(Data records for software interfaces)
○ ○ ○ ○ ○ ○ ○
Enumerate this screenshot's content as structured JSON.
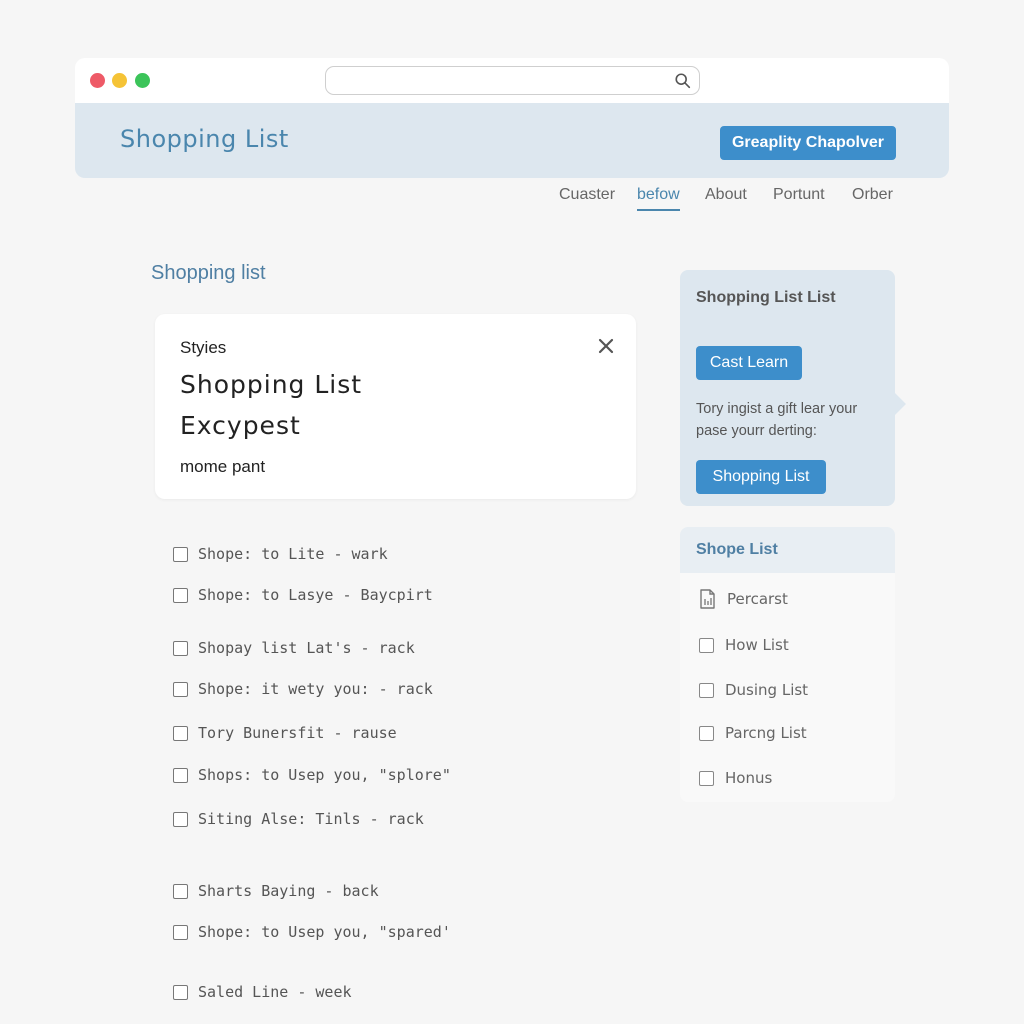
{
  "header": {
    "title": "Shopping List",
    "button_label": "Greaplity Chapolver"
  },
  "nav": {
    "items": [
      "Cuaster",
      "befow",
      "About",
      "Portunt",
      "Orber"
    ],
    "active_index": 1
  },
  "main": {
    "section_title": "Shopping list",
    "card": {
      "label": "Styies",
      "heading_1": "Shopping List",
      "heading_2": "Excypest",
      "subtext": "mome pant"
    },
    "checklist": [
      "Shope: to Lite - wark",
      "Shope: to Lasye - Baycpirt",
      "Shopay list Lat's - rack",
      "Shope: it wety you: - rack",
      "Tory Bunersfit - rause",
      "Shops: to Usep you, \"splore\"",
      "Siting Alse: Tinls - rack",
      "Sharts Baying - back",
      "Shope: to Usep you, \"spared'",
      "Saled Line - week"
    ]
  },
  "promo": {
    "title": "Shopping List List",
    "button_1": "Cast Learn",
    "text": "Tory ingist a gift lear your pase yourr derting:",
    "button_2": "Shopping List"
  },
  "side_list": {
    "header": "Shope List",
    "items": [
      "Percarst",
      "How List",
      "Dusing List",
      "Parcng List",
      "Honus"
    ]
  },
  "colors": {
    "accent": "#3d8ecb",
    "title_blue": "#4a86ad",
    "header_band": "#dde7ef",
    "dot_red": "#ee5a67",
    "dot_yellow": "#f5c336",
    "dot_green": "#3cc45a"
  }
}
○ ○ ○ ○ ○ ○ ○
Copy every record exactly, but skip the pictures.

Enumerate this screenshot's content as structured JSON.
{
  "header": {
    "title": "Shopping List",
    "button_label": "Greaplity Chapolver"
  },
  "nav": {
    "items": [
      "Cuaster",
      "befow",
      "About",
      "Portunt",
      "Orber"
    ],
    "active_index": 1
  },
  "main": {
    "section_title": "Shopping list",
    "card": {
      "label": "Styies",
      "heading_1": "Shopping List",
      "heading_2": "Excypest",
      "subtext": "mome pant"
    },
    "checklist": [
      "Shope: to Lite - wark",
      "Shope: to Lasye - Baycpirt",
      "Shopay list Lat's - rack",
      "Shope: it wety you: - rack",
      "Tory Bunersfit - rause",
      "Shops: to Usep you, \"splore\"",
      "Siting Alse: Tinls - rack",
      "Sharts Baying - back",
      "Shope: to Usep you, \"spared'",
      "Saled Line - week"
    ]
  },
  "promo": {
    "title": "Shopping List List",
    "button_1": "Cast Learn",
    "text": "Tory ingist a gift lear your pase yourr derting:",
    "button_2": "Shopping List"
  },
  "side_list": {
    "header": "Shope List",
    "items": [
      "Percarst",
      "How List",
      "Dusing List",
      "Parcng List",
      "Honus"
    ]
  },
  "colors": {
    "accent": "#3d8ecb",
    "title_blue": "#4a86ad",
    "header_band": "#dde7ef",
    "dot_red": "#ee5a67",
    "dot_yellow": "#f5c336",
    "dot_green": "#3cc45a"
  }
}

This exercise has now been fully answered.